Would Pakistan send troops to Saudi Arabia? What could be the consequences of such an involvement?
A newspaper in UAE leaked the Saudi-Pak plan to cooperate via troops in combating the Houthi problem which has reached the doors of Saudi Arabia. Defence Minister of Pakistan has denied the reports of such cooperation. Pakistan may be hedging in this arena taking into account the Iran factor.
Even if the troops are sent for ‘emergency deployment’ in Saudi Arabia i.e. to play the defensive role and protect the vital security interests of Saudi Arabia’s territory, the sole purpose would be to extract money via grants and soft loans. Saudis would be happy to do the same, especially when they are getting cheap sources of security at the time of a dwindling economy as compared to the costly Western forces in the region.
The implication of such an involvement of Pakistan would be that it would find itself enmeshed in the Sunni-Shia conflict between Saudi Arabia and Iran. Shias in Pakistan are being already targeted by the Sunni extremist groups and it cannot afford to alienate a large section of its population (Shias hold significant positions in Pakistan Army also) further by entering into such an alliance. But the relations between Pakistan and the Sunni alliance have already deteriorated in the past few years, so it is in a dilemma over its future course of action.
Pakistan is also unsure of gaining gravitas in American calculus as a regional power by what they perceive to be serving the strategic goals of the United States in the Gulf region.
Why Saudi Arabia needs Pakistani troops when it can get mercenary contractors from the West?
One of the reasons could be the diversification strategy on part of the Saudi Kingdom to divert away from their security dependence on the West and look for cheaper alternatives to it. The sheer competence of Pakistan Army in the region could be another factor for Saudi shift towards Pakistan in this situation of war. As discussed earlier, this relationship also goes back to several decades of security cooperation. This close security cooperation makes it imperative for the Gulf to prefer Pakistani troops in the event of a security need.
Repercussions on Iran-Pakistan relationship –
If Pakistan decides to send the troops to Saudi Arabia, it could disturb the relationship between Iran and Pakistan. It is doubtful if Pakistan can afford to lose a significant partner like Iran in the proposed China-Pakistan Economic Corridor (CPEC).
Pakistan became the surrogate of Saudi-Iran proxy war through the sectarian conflicts in Pakistan during the 1990s and this is the real danger that Pakistan perceives to be repeated again, in the case of its involvement in the Yemen affairs.
India factor in Pakistani calculus –

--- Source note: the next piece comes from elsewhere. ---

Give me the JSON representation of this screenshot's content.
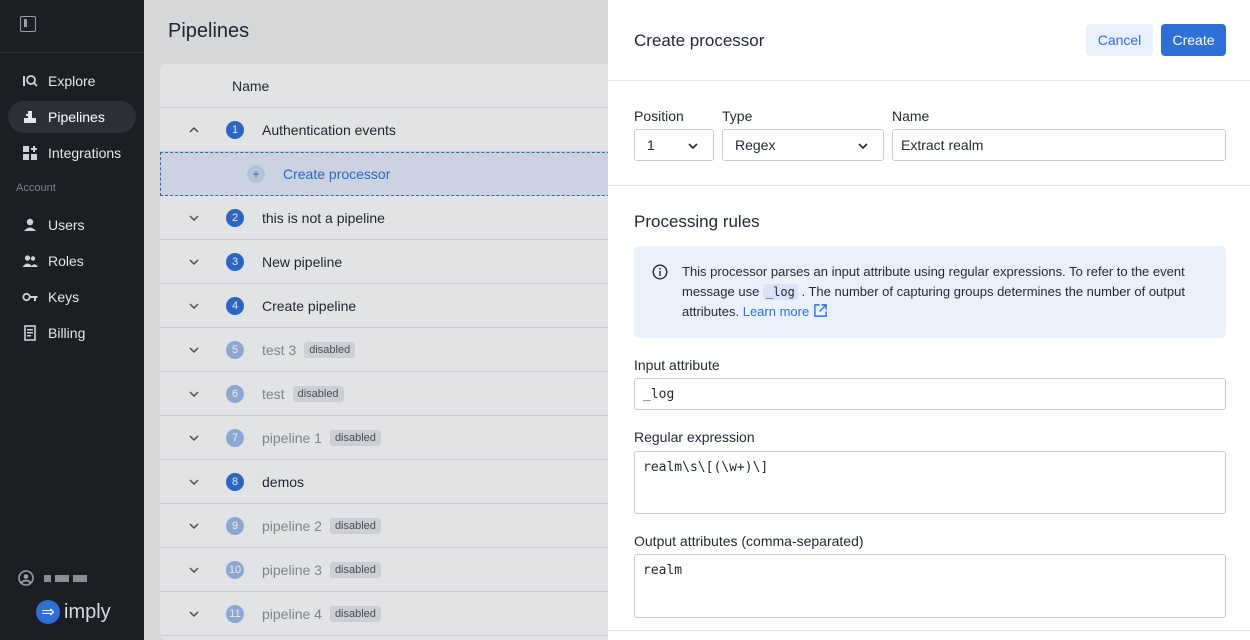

Pakistan is worried about the closeness developing between the Gulf countries and India in the last few years with respect to economic and security interests, especially with the UAE and Saudi Arabia. Pakistan has a traditional policy to isolate India and complicate its relationship with these countries. Contrary to the popular perception, Prime Minister Narendra Modi has managed to penetrate the Gulf region with his skillful diplomacy and secured a strategic leverage vis-à-vis Pakistan in terms of a developing security relationship with the region. Gulf countries have successfully managed to put the predominance of Islamic factor behind the contours of their relationship with India and are managing to cooperate effectively with India as against their traditional position. Gulf countries and most importantly the UAE is seriously looking towards India for defence and security cooperation to signal Pakistan that they may end the monopoly of Pakistani security umbrella in the region.
It would be interesting to see how Pakistan decides to sail across the Arabian Sea to reach the Gulf of Aden through a tightrope diplomacy. Would it be able to prepare an effective solution to escape out of the zero-sum game between Saudi Arabia and Iran?